## Problem requirements
The entries below are to be copied exactly, with nothing left out.
START Provided information
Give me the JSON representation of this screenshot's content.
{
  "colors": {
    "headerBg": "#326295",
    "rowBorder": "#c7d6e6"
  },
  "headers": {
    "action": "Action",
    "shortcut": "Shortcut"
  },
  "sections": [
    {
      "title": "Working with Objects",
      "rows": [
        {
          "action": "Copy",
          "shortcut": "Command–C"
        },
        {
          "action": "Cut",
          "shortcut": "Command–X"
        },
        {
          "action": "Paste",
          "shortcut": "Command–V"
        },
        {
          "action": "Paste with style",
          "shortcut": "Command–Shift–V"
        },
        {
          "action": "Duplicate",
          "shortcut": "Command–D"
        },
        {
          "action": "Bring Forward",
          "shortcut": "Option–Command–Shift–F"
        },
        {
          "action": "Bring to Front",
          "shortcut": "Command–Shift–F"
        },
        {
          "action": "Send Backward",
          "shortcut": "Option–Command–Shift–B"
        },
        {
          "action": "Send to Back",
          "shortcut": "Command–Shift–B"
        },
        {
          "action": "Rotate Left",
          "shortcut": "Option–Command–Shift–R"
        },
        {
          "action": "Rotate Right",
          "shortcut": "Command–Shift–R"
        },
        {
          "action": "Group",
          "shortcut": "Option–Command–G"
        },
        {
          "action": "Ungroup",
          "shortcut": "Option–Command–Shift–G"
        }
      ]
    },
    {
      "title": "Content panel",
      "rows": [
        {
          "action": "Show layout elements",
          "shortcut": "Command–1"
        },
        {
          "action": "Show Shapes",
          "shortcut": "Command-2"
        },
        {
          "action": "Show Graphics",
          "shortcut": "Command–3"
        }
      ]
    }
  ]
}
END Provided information
## Worked solution
Give me the JSON representation of this screenshot's content.
{
  "colors": {
    "headerBg": "#326295",
    "rowBorder": "#c7d6e6"
  },
  "headers": {
    "action": "Action",
    "shortcut": "Shortcut"
  },
  "sections": [
    {
      "title": "Working with Objects",
      "rows": [
        {
          "action": "Copy",
          "shortcut": "Command–C"
        },
        {
          "action": "Cut",
          "shortcut": "Command–X"
        },
        {
          "action": "Paste",
          "shortcut": "Command–V"
        },
        {
          "action": "Paste with style",
          "shortcut": "Command–Shift–V"
        },
        {
          "action": "Duplicate",
          "shortcut": "Command–D"
        },
        {
          "action": "Bring Forward",
          "shortcut": "Option–Command–Shift–F"
        },
        {
          "action": "Bring to Front",
          "shortcut": "Command–Shift–F"
        },
        {
          "action": "Send Backward",
          "shortcut": "Option–Command–Shift–B"
        },
        {
          "action": "Send to Back",
          "shortcut": "Command–Shift–B"
        },
        {
          "action": "Rotate Left",
          "shortcut": "Option–Command–Shift–R"
        },
        {
          "action": "Rotate Right",
          "shortcut": "Command–Shift–R"
        },
        {
          "action": "Group",
          "shortcut": "Option–Command–G"
        },
        {
          "action": "Ungroup",
          "shortcut": "Option–Command–Shift–G"
        }
      ]
    },
    {
      "title": "Content panel",
      "rows": [
        {
          "action": "Show layout elements",
          "shortcut": "Command–1"
        },
        {
          "action": "Show Shapes",
          "shortcut": "Command-2"
        },
        {
          "action": "Show Graphics",
          "shortcut": "Command–3"
        }
      ]
    }
  ]
}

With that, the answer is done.